We need more oversight by Health Care Professionals. Yet the Government is determined to move in the opposite direction. The Bill puts ‘Integrated Care Boards’ at the heart of the new system.
The boards have no obvious roles for clinical leaders eg GPs nor for professional staff bodies and only a limited role for local authorities (responsible for much social care). Yet Government gets powers to appoint directors with potential roles for private providers, creating conflicts of interest.
Lessons need to be learned before attempting reorganisation
Good medical practice is evidence based. Such as the evidence that will be in the outcome of the Public Inquiry into Covid. The Inquiry that the Prime Minister is delaying. How can you justify reorganising the NHS before we know the recommendations?
Staff have been working flat-out for nearly two years. We need to focus on cutting waiting lists and regaining our mental health, not being distracted with worries about job security and organisational issues. How can you expect healthcare staff to participate in engaging with this Bill under the current circumstances?
A missed opportunity to do what the public wants
Opinion polls consistently show that voters want to keep the NHS as a publicly funded service based on the founding principles of treating according to clinical need, not ability to pay.
The new Bill does not restore the duty to provide a universal health service, or sustainably fund NHS and social care services. This is surely a fundamental tenet of a Public Health Service.
Working in an NHS hospital, I know only too well the issues of a lack of integration between health and social care. Not only do we suffer from ‘bed blocking’ but saw the disastrous consequences of the Government diktat to discharge elderly patients into care without a Covid test.
There’s an opportunity to do much good with integrated health and social care. This bill isn’t it.

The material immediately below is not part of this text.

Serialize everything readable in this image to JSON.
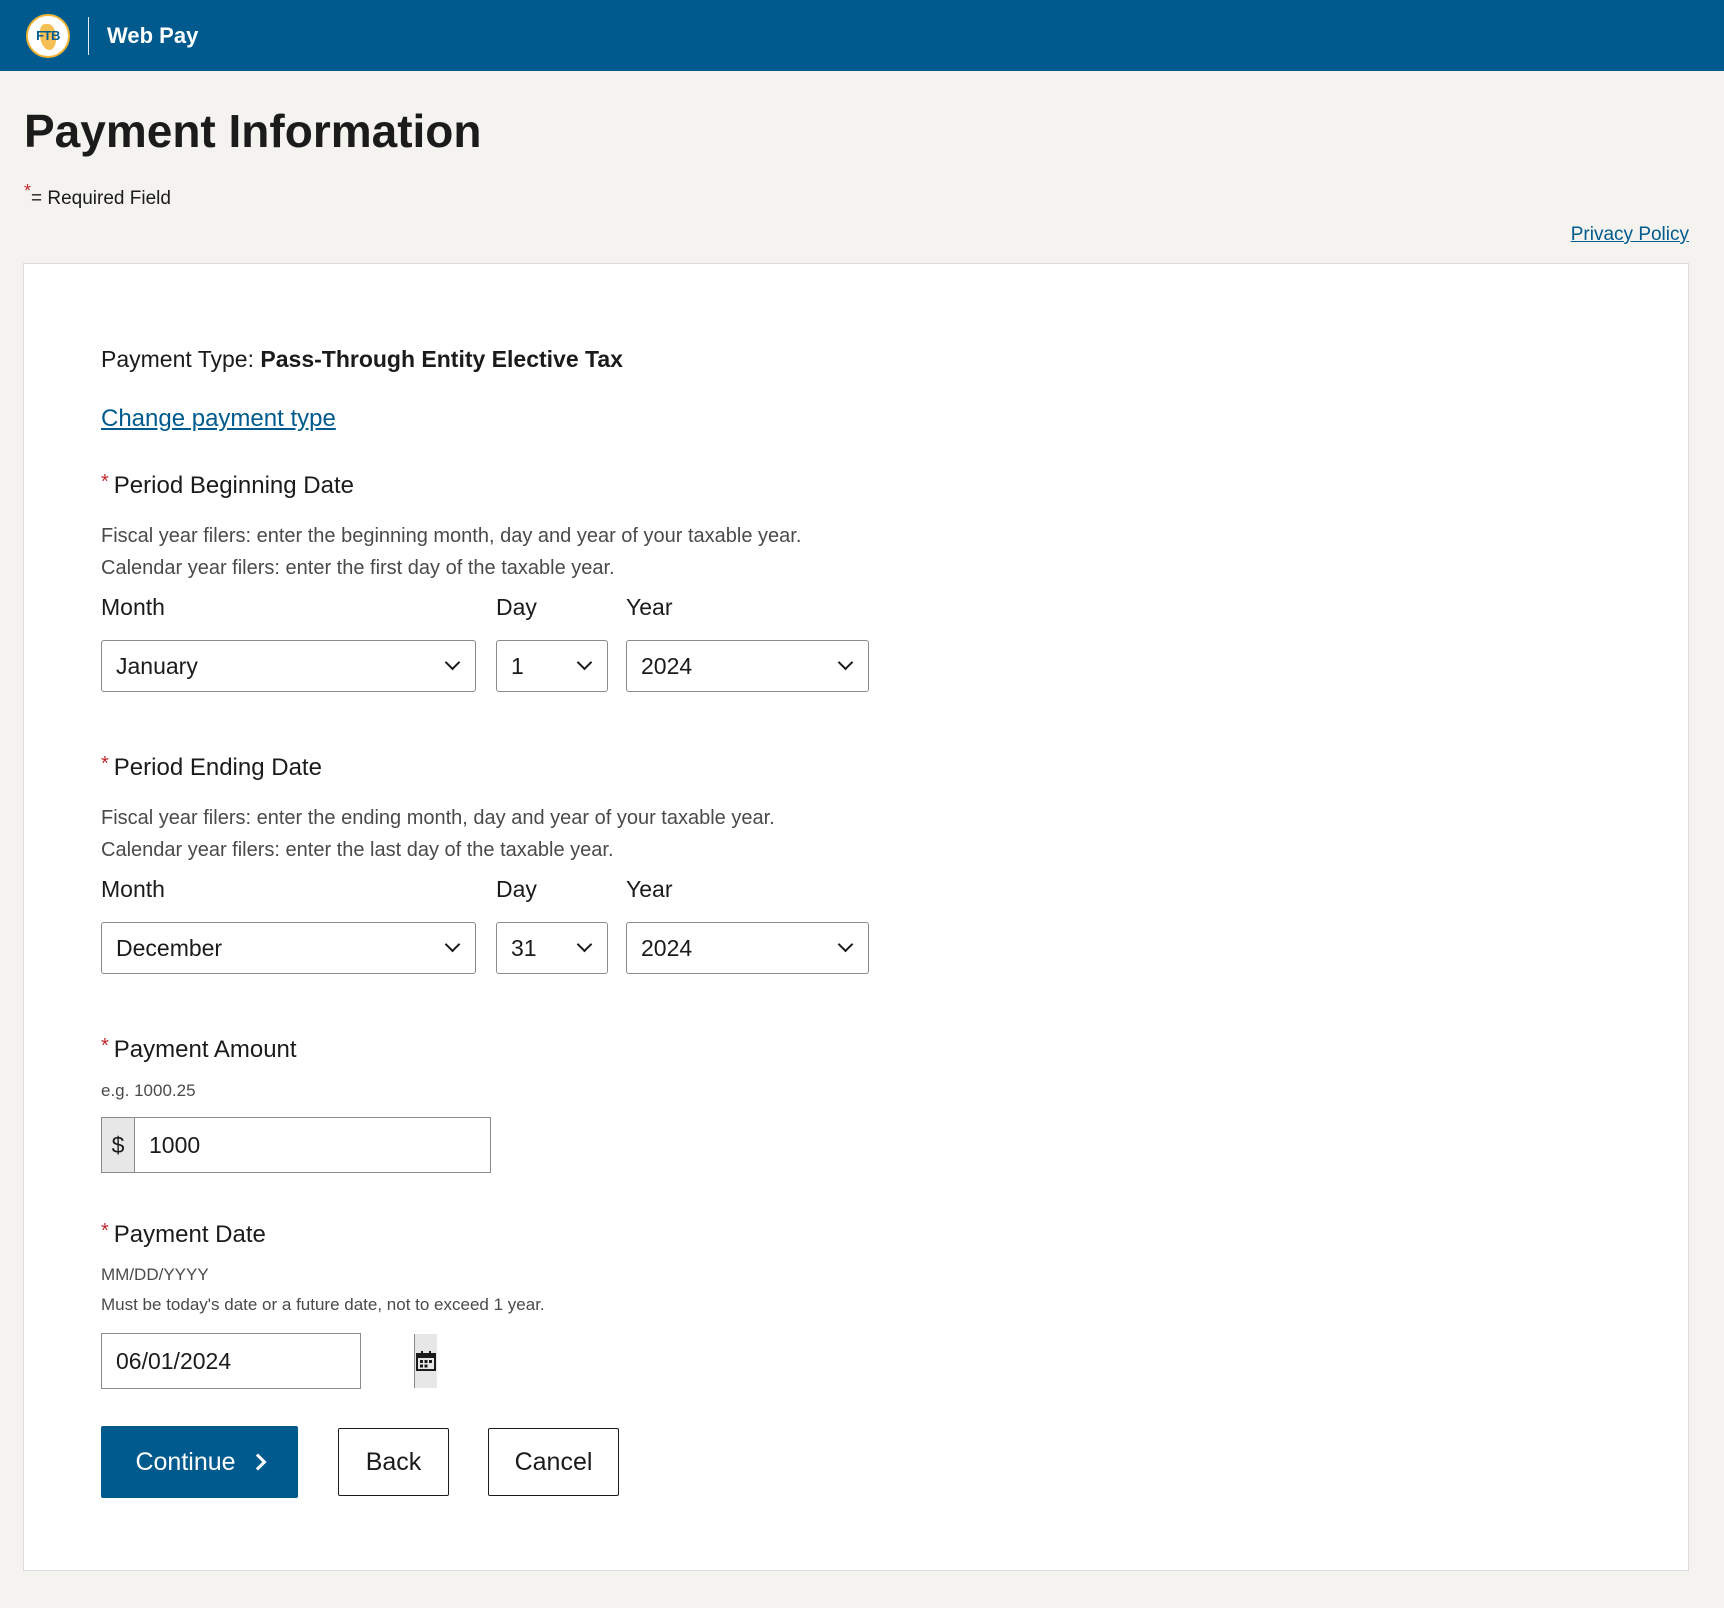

The bill comes to Parliament for debate on November 22nd. Ironically on the 31st anniversary of Margaret Thatcher’s resignation having grown increasingly out-of-touch with public opinion. With the Conservatives once again struggling for respect and confidence, it is time to reconsider these ill thought out and badly timed plans.